PC: Would you ideally like to try it out at Papermill or somewhere out of town before coming in to New York with ANNIE WARBUCKS?
MC: Yeah, I think so. I think it would make sense to get it up on its feet and take a look at it again first before Broadway. I’ve seen a lot of productions of it over the course of the years in regional theaters – the last one I saw was at the Walnut Street Theater in Pennsylvania and it was just spectacular! The production was wonderful and reception was sensational – the reviews were terrific, too. The reviews for ANNIE WARBUCKS have always been very, very good. [Note: For more on ANNIE 2 and ANNIE WARBUCKS, check out Charnin’s recent BroadwayWorld message board post on the subject available here.]
PC: TWO BY TWO is another musical of yours that seems destined for a second look in New York some season soon.

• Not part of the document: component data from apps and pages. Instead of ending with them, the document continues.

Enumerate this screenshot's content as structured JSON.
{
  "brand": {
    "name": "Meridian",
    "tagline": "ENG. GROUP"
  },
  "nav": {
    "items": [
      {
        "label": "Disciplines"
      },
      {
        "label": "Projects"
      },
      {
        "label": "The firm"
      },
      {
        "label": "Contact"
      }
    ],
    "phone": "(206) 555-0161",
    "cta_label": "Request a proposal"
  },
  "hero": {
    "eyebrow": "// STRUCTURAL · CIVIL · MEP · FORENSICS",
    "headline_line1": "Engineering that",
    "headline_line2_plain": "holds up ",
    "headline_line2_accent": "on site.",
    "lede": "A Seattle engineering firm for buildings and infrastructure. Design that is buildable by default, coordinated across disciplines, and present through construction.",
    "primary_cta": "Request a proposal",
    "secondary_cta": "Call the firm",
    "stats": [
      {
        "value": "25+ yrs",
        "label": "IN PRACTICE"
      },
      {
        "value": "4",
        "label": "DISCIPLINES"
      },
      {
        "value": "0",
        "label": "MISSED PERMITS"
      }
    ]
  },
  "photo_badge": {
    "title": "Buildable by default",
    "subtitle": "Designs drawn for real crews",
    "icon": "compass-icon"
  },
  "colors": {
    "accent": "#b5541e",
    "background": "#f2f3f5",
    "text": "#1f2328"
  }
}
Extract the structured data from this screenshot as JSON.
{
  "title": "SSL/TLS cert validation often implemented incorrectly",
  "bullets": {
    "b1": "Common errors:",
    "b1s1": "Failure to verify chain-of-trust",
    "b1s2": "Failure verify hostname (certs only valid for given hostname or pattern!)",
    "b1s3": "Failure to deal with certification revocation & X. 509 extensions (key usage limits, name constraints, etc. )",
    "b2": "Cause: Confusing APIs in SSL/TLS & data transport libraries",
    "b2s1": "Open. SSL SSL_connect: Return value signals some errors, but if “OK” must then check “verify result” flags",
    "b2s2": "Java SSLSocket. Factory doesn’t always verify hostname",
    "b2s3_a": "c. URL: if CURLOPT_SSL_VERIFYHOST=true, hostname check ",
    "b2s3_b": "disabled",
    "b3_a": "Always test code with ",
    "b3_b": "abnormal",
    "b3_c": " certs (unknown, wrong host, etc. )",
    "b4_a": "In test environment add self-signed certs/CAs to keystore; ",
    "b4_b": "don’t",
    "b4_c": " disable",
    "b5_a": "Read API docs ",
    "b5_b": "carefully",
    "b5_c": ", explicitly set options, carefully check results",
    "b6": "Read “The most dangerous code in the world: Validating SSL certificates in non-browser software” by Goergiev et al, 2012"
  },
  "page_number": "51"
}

MC: Well, Jason Alexander did it first at Reprise! out in California a while back and then they did it at the York two years ago with Tovah Feldshuh and for 5 performances you couldn’t get a seat – it was the biggest hit that the York ever had for its Musicals In Mufti series, I was told. But, now, it’s on the drawing board again – but all the work has been done.
PC: What specifically did you address in recently revising it?
MC: Well, I rewrote a couple of songs and the Rodgers & Hammerstein estate was also kind of enough to let me go into Dick Rodgers’s basically non-existent trunk and dig out a couple of melodies that had been sitting there. So, I wrote two new songs for the revival version that we did using those melodies that I got from his trunk.
PC: How wonderful it would be to get them recorded.
MC: It would, but that will happen – that will happen. Again, as with all of these things, it’s all about patience, fortitude… all that stuff I told you before.
PC: What a fascinating and informative chat, Martin – thank you so much.
MC: This was a lot of fun. Thank you, Pat. I’m sure we’ll be speaking again soon. Bye bye.
Photo Credits: Walter McBride, etc.Tags: actor, concert, director, film, movie, music, producer, television, tour, tv